## Records for this task
########################################

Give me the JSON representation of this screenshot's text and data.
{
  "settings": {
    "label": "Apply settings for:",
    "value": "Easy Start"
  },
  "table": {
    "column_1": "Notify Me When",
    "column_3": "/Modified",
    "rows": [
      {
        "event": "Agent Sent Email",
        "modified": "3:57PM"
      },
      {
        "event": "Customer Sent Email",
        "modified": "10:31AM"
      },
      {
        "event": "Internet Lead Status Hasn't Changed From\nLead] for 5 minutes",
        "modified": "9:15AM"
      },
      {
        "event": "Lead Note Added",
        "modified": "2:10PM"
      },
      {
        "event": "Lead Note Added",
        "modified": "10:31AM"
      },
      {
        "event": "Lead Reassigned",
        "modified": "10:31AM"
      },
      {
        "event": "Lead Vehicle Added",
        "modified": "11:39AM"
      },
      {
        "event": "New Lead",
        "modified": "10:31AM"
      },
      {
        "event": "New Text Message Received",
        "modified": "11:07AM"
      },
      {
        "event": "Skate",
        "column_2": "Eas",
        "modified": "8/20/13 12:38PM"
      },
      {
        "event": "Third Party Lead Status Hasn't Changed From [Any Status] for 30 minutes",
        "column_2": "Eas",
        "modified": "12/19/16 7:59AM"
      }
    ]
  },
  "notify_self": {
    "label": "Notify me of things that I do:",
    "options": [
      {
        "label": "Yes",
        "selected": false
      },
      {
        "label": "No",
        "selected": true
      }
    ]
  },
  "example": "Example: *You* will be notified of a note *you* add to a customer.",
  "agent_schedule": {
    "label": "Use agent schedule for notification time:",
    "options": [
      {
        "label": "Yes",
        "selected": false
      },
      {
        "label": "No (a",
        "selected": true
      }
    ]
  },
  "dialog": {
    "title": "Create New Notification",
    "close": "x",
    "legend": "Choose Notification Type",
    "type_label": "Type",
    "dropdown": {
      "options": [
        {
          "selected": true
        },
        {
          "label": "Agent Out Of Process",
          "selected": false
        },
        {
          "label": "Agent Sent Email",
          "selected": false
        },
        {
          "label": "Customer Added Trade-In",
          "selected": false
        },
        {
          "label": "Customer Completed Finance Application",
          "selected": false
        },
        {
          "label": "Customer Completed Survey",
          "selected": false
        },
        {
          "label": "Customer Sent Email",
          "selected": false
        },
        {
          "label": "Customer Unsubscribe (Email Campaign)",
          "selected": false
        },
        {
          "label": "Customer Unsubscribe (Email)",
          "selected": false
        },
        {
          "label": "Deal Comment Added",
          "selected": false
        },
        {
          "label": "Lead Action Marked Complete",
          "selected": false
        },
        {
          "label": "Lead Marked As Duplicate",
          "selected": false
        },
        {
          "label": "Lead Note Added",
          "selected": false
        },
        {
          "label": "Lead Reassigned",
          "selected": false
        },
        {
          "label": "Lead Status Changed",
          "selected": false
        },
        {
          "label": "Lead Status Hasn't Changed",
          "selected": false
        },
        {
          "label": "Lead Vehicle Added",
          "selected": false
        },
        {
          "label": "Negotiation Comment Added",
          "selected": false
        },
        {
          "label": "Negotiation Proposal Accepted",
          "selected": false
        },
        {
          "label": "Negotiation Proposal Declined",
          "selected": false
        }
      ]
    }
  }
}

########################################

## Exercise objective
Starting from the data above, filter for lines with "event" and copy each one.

## Answer
        "event": "Agent Sent Email",
        "event": "Customer Sent Email",
        "event": "Internet Lead Status Hasn't Changed From\nLead] for 5 minutes",
        "event": "Lead Note Added",
        "event": "Lead Note Added",
        "event": "Lead Reassigned",
        "event": "Lead Vehicle Added",
        "event": "New Lead",
        "event": "New Text Message Received",
        "event": "Skate",
        "event": "Third Party Lead Status Hasn't Changed From [Any Status] for 30 minutes",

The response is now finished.